What is better, watching a crow build his nest or watching him tend to his young ones? Many will find either of the things difficult to imagine as we rarely get to see them. We may live our lives and die without witnessing this phenomenon of nature. But then what is so significant about it? After all it’s just a bird building his nest and going about with his life. Should humans give so much importance to it? Well, unless you had been in my position all this would be difficult for you to fathom. It all started when the tree opposite my living room window fell. It wasn’t the entire tree, but a significant branch of it-significant because this mighty branch had housed many a generations of crows on it. The helpless crows could be seen wandering around in search of a new place to build their nests. They encountered hostility from the crows on the other trees. All this was silently observed by me from an excellent vantage point-my living room window. Few days passed and I began noticing a couple of crows sitting on the window grill. In a day or two they started gathering twigs and other paraphernalia used by birds for nest-building. Twice I threw the twigs away thinking it was going to be such a nuisance, but after their persistent efforts, I gave up. I thought; why not give them a chance. And so began my tryst with the crows. One might think nest-building is a fairly easy activity-gather a few twigs and leaves, arrange them in a particular fashion and then-voila! You get your nest. But that’s not to be. A nest is an intricate arrangement of twigs, sticks, leaves on the exterior and the interior is lined with grass or hay to provide cushioning for the young ones.
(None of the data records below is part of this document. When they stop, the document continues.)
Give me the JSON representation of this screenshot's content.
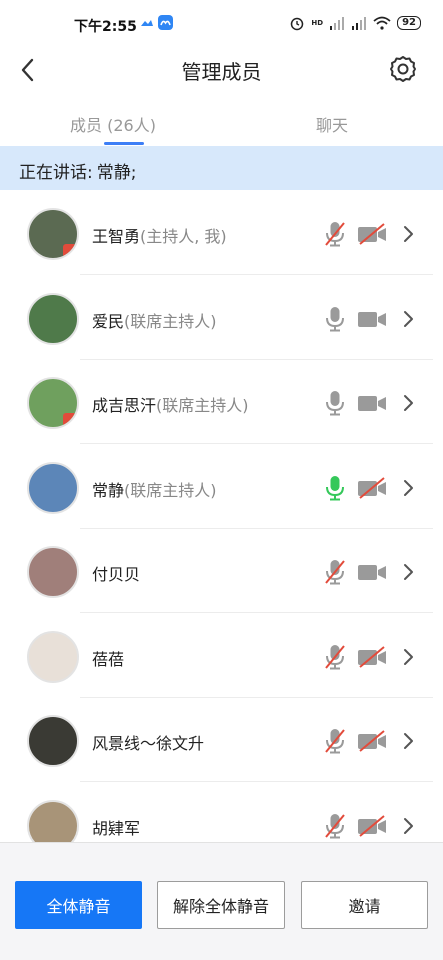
{
  "status_bar": {
    "time": "下午2:55",
    "battery": "92",
    "hd_label": "HD"
  },
  "header": {
    "title": "管理成员"
  },
  "tabs": [
    {
      "label": "成员 (26人)",
      "active": true
    },
    {
      "label": "聊天",
      "active": false
    }
  ],
  "speaking": {
    "prefix": "正在讲话:",
    "names": "常静;"
  },
  "members": [
    {
      "name": "王智勇",
      "role": "(主持人, 我)",
      "mic": "muted",
      "camera": "off",
      "avatar_color": "#5b6a52",
      "badge": true
    },
    {
      "name": "爱民",
      "role": "(联席主持人)",
      "mic": "on",
      "camera": "on",
      "avatar_color": "#4f7a4a",
      "badge": false
    },
    {
      "name": "成吉思汗",
      "role": "(联席主持人)",
      "mic": "on",
      "camera": "on",
      "avatar_color": "#6fa05e",
      "badge": true
    },
    {
      "name": "常静",
      "role": "(联席主持人)",
      "mic": "speaking",
      "camera": "off",
      "avatar_color": "#5c86b8",
      "badge": false
    },
    {
      "name": "付贝贝",
      "role": "",
      "mic": "muted",
      "camera": "on",
      "avatar_color": "#a07f7a",
      "badge": false
    },
    {
      "name": "蓓蓓",
      "role": "",
      "mic": "muted",
      "camera": "off",
      "avatar_color": "#e8e0d8",
      "badge": false
    },
    {
      "name": "风景线～徐文升",
      "role": "",
      "mic": "muted",
      "camera": "off",
      "avatar_color": "#3a3a34",
      "badge": false
    },
    {
      "name": "胡肄军",
      "role": "",
      "mic": "muted",
      "camera": "off",
      "avatar_color": "#a89478",
      "badge": false
    }
  ],
  "footer": {
    "mute_all": "全体静音",
    "unmute_all": "解除全体静音",
    "invite": "邀请"
  },
  "colors": {
    "accent": "#1677f6",
    "speaking_bg": "#d7e8fb",
    "mic_active": "#35c85a",
    "muted_slash": "#e24b3b",
    "icon_gray": "#9a9a9a"
  }
}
The couple of crows labored each day, diligently building the nest using all but their beaks and claws. As it took shape I realized that the nest is nothing short of an architectural marvel! From where do the crows get this knowledge? It must have been imbibed in them since generations! After the nest, came the eggs-four tiny eggs. For someone who has only seen chicken eggs, this was a pleasant surprise. The crow’s eggs were light greenish-blue with black speckles-in short, they looked mysterious. I couldn’t wait for them to hatch, how I wanted to see those small bundles of joy! The female crow sat on the eggs for the
entire day while her male counterpart flew around in search of food. When it was sunny, the male crow would perch himself above the female in such a manner that his shadow would fall on her. Such love for each other...humans could learn a few things from them! But unlike humans crows have to also protect their eggs from their own kind, other rogue crows who find satisfaction in stealing eggs. This happened to my crows as well (I would like call them mine even though I didn’t actually own them). One morning as I checked on the crows, there were only three eggs left. I was heartbroken to see this, but the crows were unperturbed. The mother took care of the remaining three with the same zest, as if this incident hadn’t happened at all. They sure knew how to move on with life. In a few days, one of the eggs hatched. Out came the tiny pink baby crow, completely bald and blind. My excitement knew no bounds. It was like a baby being born into my own family! It had a large head with big black eyes. The flimsy neck would always be bowed because it didn’t have enough strength to lift up its head. The mother would constantly preen the baby to keep it clean. Apparently there were ants in the nest, so the crows tried their best to keep them away. And so it went on, daily I was at the window observing the parenting of the crows. It was so flawless! In the mornings, the father crow brought scraps of meat for the young ones. This was the time the mother would take a break. On sensing their father near, the baby crow would crane his neck and open his beak wide to receive the small morsel. After the feeding was done, the father would fly away and the mother would then resume her duties. They had such a sense of responsibility in them-the father sharing his duties with the mother so naturally. And here we humans bicker and fight when it comes to taking care of our child (not everyone, mind you). Everything was going fine now. I couldn’t keep myself from being mesmerized by this daily routine of the crows. I was tracking the growth of the chicks, waiting for them to grow their feathers and then eventually watch them fly away. But then tragedy struck and all my fantasies came crashing down. I woke up one morning and I went to the living room window to check on the crows, only to find the nest completely empty. Not a sign of the chicks, the nest appeared as if it had always been empty. The nest showed no signs of a struggle. I could hear a cacophony of crows, but I couldn’t understand what they were saying. Where had their chicks gone? Did some bird take them away at night...but the mother had always been there. Were they hunted by other crows? It’s something I would never find out.
I had a wild hope that the chicks would suddenly reappear in the nest. But it was not to happen. They were gone and would never come back. I would never know what befell them. I decided to keep the nest as a remembrance, but after repeated requests from my parents I had to do away with it. The nest is gone and so have the crows, but they will always linger in my memory. What is better, watching a crow build his nest or watching him tend to his young ones? I surely cannot decide which of these is better, but I know nothing can be worse than watching them suddenly disappear.
P.S: All events mentioned above are true.